The grasslands along these marshes teem with unexpected finds like Eastern Yellow Wagtails, Red-throated Pipits, Pintail Snipe, Long-toed Stint, Siberian Stonechat, and many kinds of Kingfishers, but it is the forests where the greater avifauna drama plays out. Venturing into the woods, one may come upon sights such as an Andaman Serpent Eagle hunting a snake while the hollering calls of Andaman Crakes make for dramatic background score. Brahminy Kites, Black Baza and Changeable Hawk Eagles can be seen circling the sky, while the parakeets – Long-tailed, Alexandrine and Red-breasted – make a racket in the thicket. On a good day, one may catch glimpses of Andaman Barn Owl, Pale-Footed Bush Warbler, White Breasted Woodswallow, Pied Imperial Pigeon and Ashy Minivet.
Rest assured there is a lot to explore, discover, and learn from on an Andaman and Nicobar birding tour. What you need is an experienced guide to lead you to the best birding spots in Andamans.
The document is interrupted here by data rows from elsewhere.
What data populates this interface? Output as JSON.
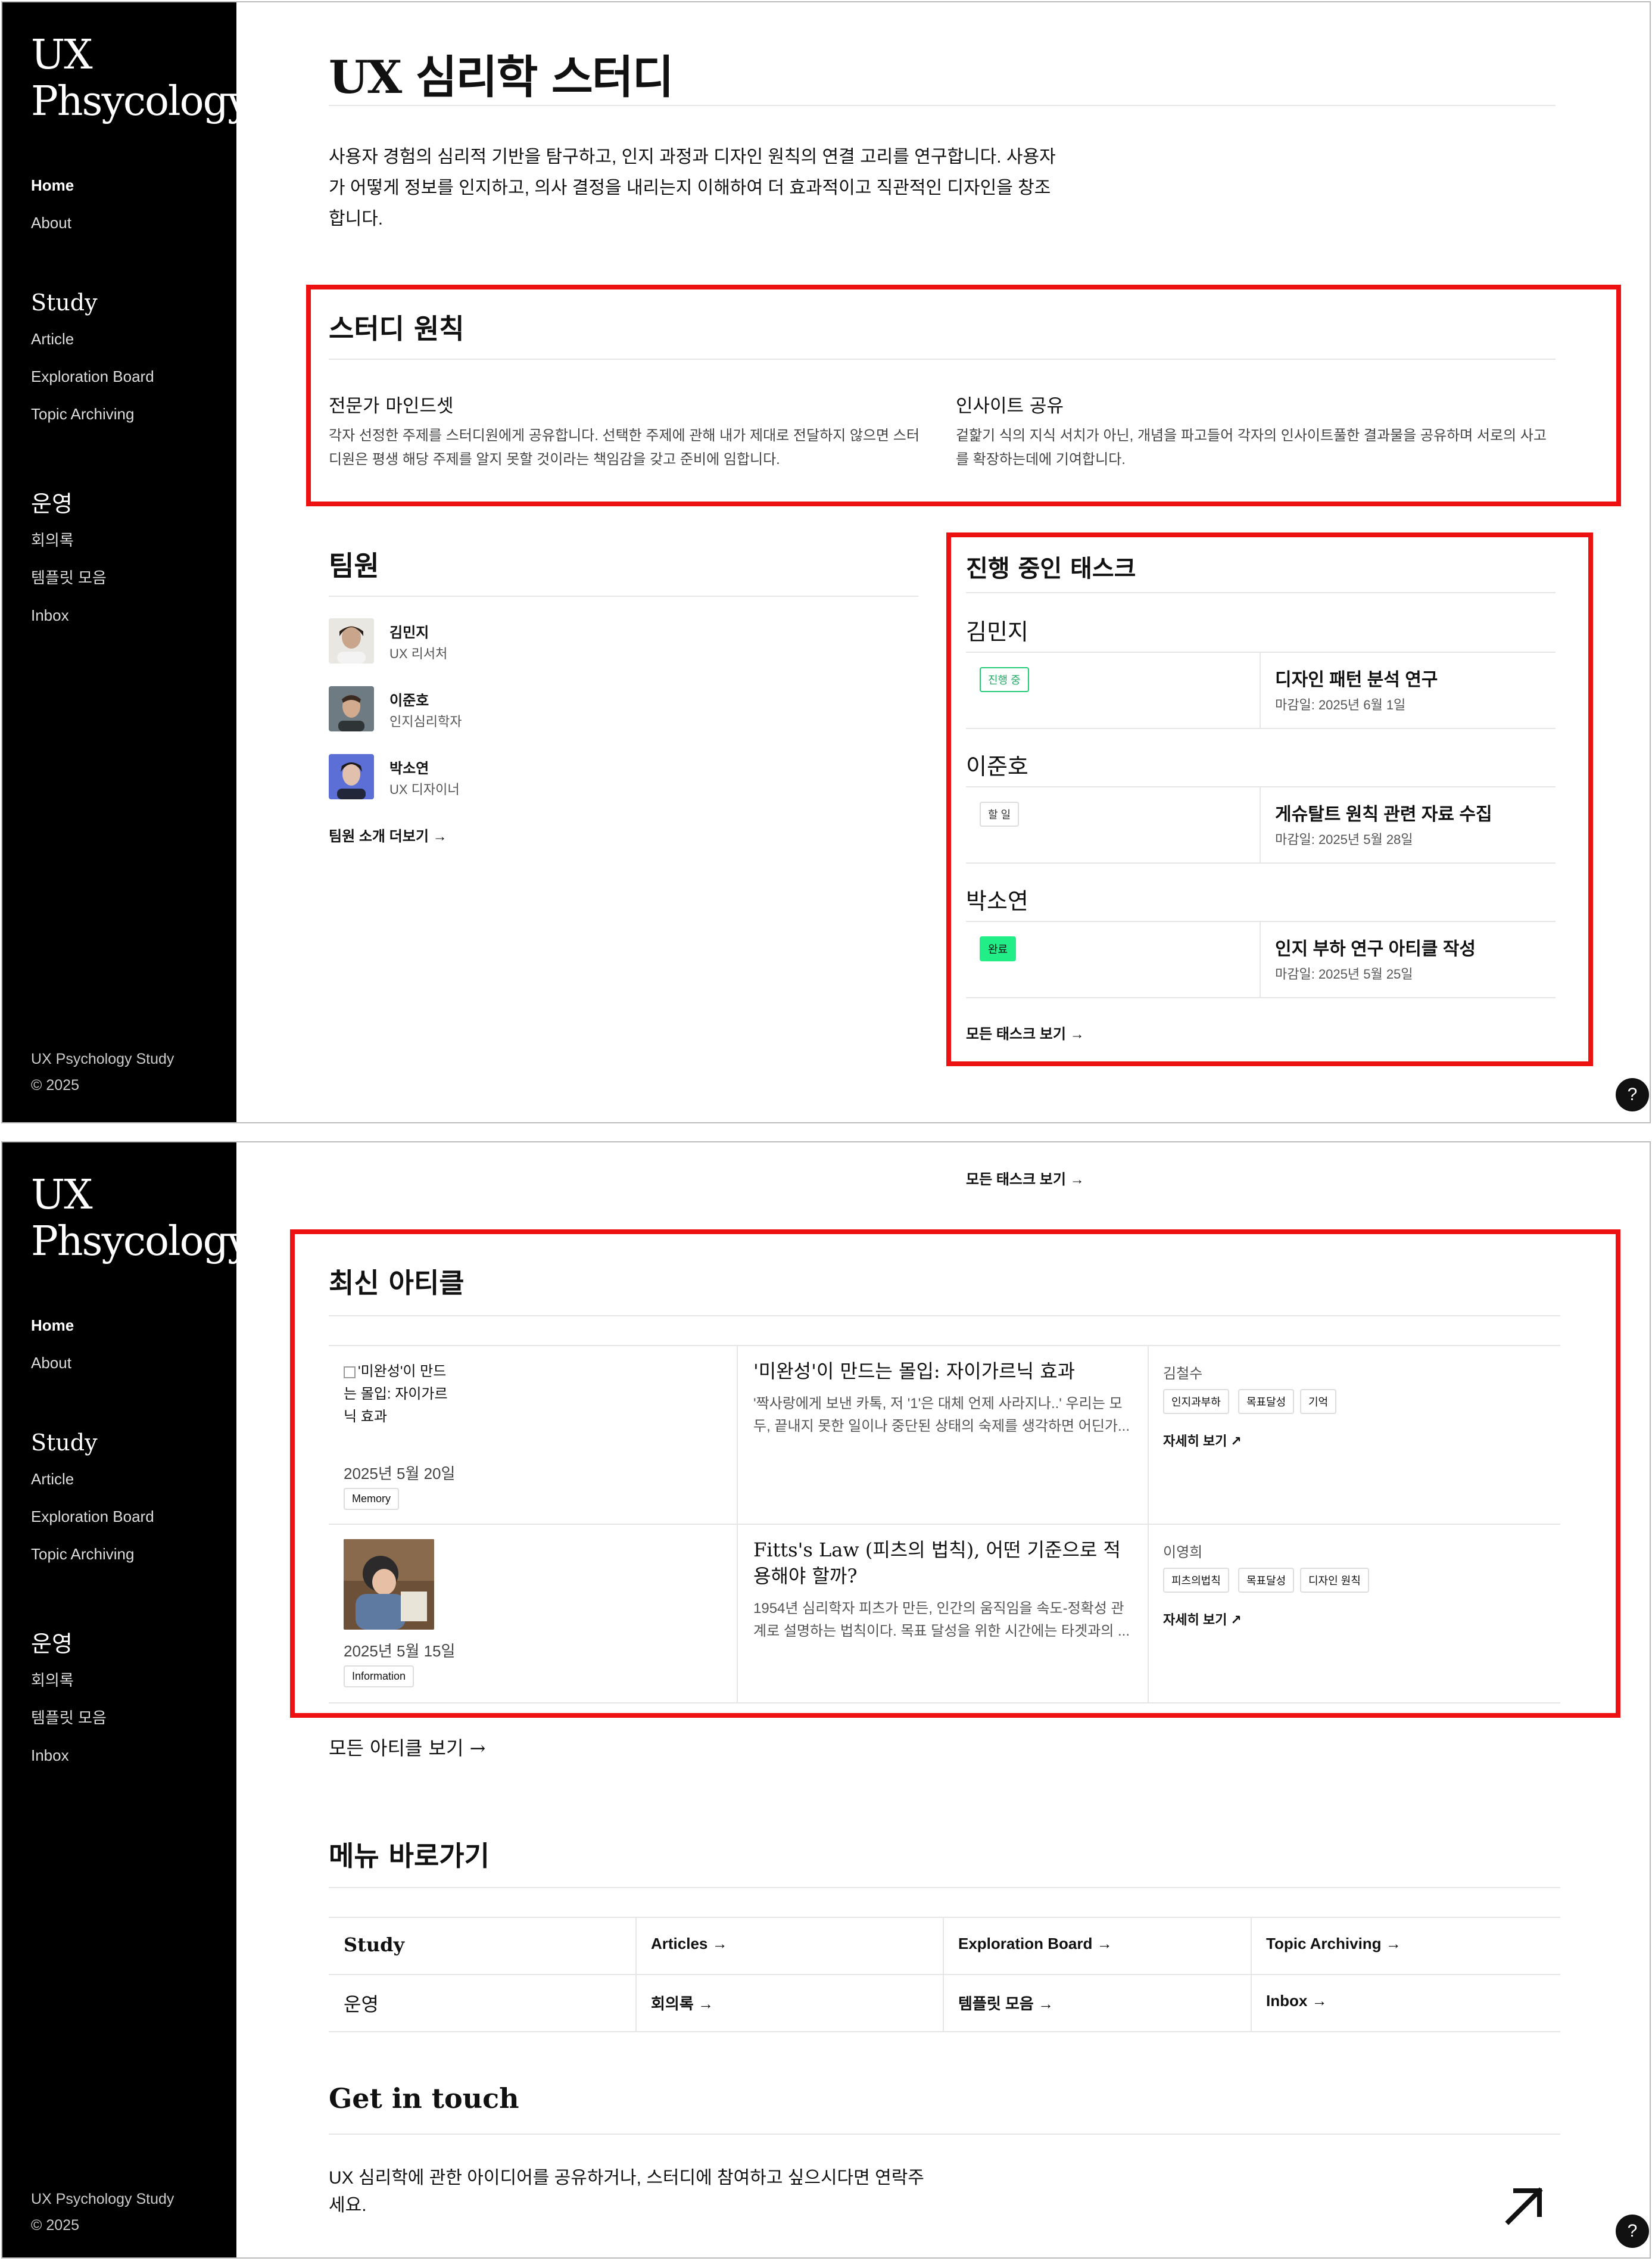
{
  "brand": {
    "line1": "UX",
    "line2": "Phsycology"
  },
  "nav": {
    "home": "Home",
    "about": "About",
    "study_heading": "Study",
    "article": "Article",
    "exploration_board": "Exploration Board",
    "topic_archiving": "Topic Archiving",
    "ops_heading": "운영",
    "minutes": "회의록",
    "templates": "템플릿 모음",
    "inbox": "Inbox"
  },
  "sidebar_footer": {
    "line1": "UX Psychology Study",
    "line2": "© 2025"
  },
  "page": {
    "title": "UX 심리학 스터디",
    "intro": "사용자 경험의 심리적 기반을 탐구하고, 인지 과정과 디자인 원칙의 연결 고리를 연구합니다. 사용자가 어떻게 정보를 인지하고, 의사 결정을 내리는지 이해하여 더 효과적이고 직관적인 디자인을 창조합니다."
  },
  "principles": {
    "title": "스터디 원칙",
    "items": [
      {
        "title": "전문가 마인드셋",
        "desc": "각자 선정한 주제를 스터디원에게 공유합니다. 선택한 주제에 관해 내가 제대로 전달하지 않으면 스터디원은 평생 해당 주제를 알지 못할 것이라는 책임감을 갖고 준비에 임합니다."
      },
      {
        "title": "인사이트 공유",
        "desc": "겉핥기 식의 지식 서치가 아닌, 개념을 파고들어 각자의 인사이트풀한 결과물을 공유하며 서로의 사고를 확장하는데에 기여합니다."
      }
    ]
  },
  "team": {
    "title": "팀원",
    "members": [
      {
        "name": "김민지",
        "role": "UX 리서처"
      },
      {
        "name": "이준호",
        "role": "인지심리학자"
      },
      {
        "name": "박소연",
        "role": "UX 디자이너"
      }
    ],
    "more": "팀원 소개 더보기 →"
  },
  "tasks": {
    "title": "진행 중인 태스크",
    "groups": [
      {
        "person": "김민지",
        "status": "진행 중",
        "task": "디자인 패턴 분석 연구",
        "due": "마감일: 2025년 6월 1일"
      },
      {
        "person": "이준호",
        "status": "할 일",
        "task": "게슈탈트 원칙 관련 자료 수집",
        "due": "마감일: 2025년 5월 28일"
      },
      {
        "person": "박소연",
        "status": "완료",
        "task": "인지 부하 연구 아티클 작성",
        "due": "마감일: 2025년 5월 25일"
      }
    ],
    "all": "모든 태스크 보기 →"
  },
  "articles": {
    "title": "최신 아티클",
    "items": [
      {
        "image_alt": "'미완성'이 만드는 몰입: 자이가르닉 효과",
        "date": "2025년 5월 20일",
        "category": "Memory",
        "title": "'미완성'이 만드는 몰입: 자이가르닉 효과",
        "desc": "'짝사랑에게 보낸 카톡, 저 '1'은 대체 언제 사라지나..' 우리는 모두, 끝내지 못한 일이나 중단된 상태의 숙제를 생각하면 어딘가...",
        "author": "김철수",
        "tags": [
          "인지과부하",
          "목표달성",
          "기억"
        ],
        "more": "자세히 보기 ↗"
      },
      {
        "image_alt": "",
        "date": "2025년 5월 15일",
        "category": "Information",
        "title": "Fitts's Law (피츠의 법칙), 어떤 기준으로 적용해야 할까?",
        "desc": "1954년 심리학자 피츠가 만든, 인간의 움직임을 속도-정확성 관계로 설명하는 법칙이다. 목표 달성을 위한 시간에는 타겟과의 ...",
        "author": "이영희",
        "tags": [
          "피츠의법칙",
          "목표달성",
          "디자인 원칙"
        ],
        "more": "자세히 보기 ↗"
      }
    ],
    "all": "모든 아티클 보기 →"
  },
  "shortcuts": {
    "title": "메뉴 바로가기",
    "rows": [
      {
        "category": "Study",
        "links": [
          "Articles →",
          "Exploration Board →",
          "Topic Archiving →"
        ]
      },
      {
        "category": "운영",
        "links": [
          "회의록 →",
          "템플릿 모음 →",
          "Inbox →"
        ]
      }
    ]
  },
  "contact": {
    "title": "Get in touch",
    "text": "UX 심리학에 관한 아이디어를 공유하거나, 스터디에 참여하고 싶으시다면 연락주세요."
  },
  "help": "?",
  "colors": {
    "sidebar": "#000000",
    "highlight": "#ee1111",
    "in_progress": "#22cc77",
    "done": "#22ee88"
  }
}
India Birding Tours can confidently provide you that guidance. We have been at the forefront of opening Andaman and Nicobar Islands as a birding destination by making it an important pit-stop in the birding tours of South India. We have led both amateur birders and ornithologists to some previously unexplored areas in the islands, and we have helped to single out the sites that are likely to yield the most satisfying birding experience. Our itinerary covers these sites and are designed to give you the best Andaman and Nicobar birding trip you can ask for.